§ AIM OF THE EXERCISE: Extract every line of the material that holds the string "price".

§ SUPPLIED MATERIAL:
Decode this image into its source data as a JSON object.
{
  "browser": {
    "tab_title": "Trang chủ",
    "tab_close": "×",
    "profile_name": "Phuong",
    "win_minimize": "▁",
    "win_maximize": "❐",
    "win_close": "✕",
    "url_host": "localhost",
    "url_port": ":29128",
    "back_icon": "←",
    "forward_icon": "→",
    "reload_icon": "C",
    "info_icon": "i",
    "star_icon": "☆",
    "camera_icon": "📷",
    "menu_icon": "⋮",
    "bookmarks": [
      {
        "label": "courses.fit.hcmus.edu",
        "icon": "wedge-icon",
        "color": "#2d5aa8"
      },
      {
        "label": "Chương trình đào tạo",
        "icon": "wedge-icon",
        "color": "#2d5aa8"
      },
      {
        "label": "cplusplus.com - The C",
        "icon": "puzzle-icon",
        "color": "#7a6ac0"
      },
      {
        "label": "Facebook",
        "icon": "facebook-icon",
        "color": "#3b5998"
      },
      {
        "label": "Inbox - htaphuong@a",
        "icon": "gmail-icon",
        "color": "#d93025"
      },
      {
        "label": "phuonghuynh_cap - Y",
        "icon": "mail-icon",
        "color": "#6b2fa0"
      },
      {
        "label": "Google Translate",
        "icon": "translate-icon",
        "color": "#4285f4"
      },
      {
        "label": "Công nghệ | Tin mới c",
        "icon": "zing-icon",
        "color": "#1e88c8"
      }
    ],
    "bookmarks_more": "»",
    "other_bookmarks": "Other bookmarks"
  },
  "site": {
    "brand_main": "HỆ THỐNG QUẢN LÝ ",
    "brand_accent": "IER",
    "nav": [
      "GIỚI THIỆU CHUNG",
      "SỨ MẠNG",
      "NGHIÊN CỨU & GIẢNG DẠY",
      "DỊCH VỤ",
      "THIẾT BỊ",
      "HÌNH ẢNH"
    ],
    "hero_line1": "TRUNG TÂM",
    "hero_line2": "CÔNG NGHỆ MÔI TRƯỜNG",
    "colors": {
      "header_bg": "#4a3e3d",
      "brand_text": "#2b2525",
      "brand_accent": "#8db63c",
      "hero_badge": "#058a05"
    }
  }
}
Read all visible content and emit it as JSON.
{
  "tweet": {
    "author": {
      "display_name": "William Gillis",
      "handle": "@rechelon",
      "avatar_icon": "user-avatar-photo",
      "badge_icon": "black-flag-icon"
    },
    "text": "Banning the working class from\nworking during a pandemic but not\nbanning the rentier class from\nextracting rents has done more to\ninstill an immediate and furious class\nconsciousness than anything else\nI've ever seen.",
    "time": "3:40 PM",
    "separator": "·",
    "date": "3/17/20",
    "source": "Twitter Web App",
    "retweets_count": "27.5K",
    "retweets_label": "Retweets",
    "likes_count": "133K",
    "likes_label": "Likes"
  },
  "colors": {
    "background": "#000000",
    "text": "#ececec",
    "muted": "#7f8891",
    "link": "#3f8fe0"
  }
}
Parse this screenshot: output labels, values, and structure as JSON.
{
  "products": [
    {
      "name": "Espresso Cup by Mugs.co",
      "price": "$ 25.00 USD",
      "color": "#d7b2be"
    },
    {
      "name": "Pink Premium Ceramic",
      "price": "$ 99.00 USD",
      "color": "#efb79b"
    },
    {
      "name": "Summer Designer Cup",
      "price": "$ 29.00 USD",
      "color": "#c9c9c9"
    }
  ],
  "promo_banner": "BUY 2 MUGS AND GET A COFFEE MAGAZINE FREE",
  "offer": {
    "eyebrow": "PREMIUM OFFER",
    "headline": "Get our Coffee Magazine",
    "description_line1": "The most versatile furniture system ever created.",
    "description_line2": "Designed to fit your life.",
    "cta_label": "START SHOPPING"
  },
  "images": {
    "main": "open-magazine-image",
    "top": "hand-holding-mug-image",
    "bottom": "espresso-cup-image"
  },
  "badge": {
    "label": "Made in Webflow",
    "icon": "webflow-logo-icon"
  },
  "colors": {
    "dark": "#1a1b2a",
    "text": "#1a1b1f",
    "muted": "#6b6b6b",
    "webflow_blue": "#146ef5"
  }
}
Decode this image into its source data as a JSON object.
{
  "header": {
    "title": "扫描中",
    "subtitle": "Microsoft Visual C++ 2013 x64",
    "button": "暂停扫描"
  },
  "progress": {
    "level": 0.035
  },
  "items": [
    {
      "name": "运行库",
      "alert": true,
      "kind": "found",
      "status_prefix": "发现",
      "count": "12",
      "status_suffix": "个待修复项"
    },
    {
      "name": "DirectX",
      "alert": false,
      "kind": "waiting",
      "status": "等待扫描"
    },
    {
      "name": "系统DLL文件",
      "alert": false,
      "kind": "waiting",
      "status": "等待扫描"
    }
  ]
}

§ ANSWER FOR THIS EXERCISE:
      "price": "$ 25.00 USD",
      "price": "$ 99.00 USD",
      "price": "$ 29.00 USD",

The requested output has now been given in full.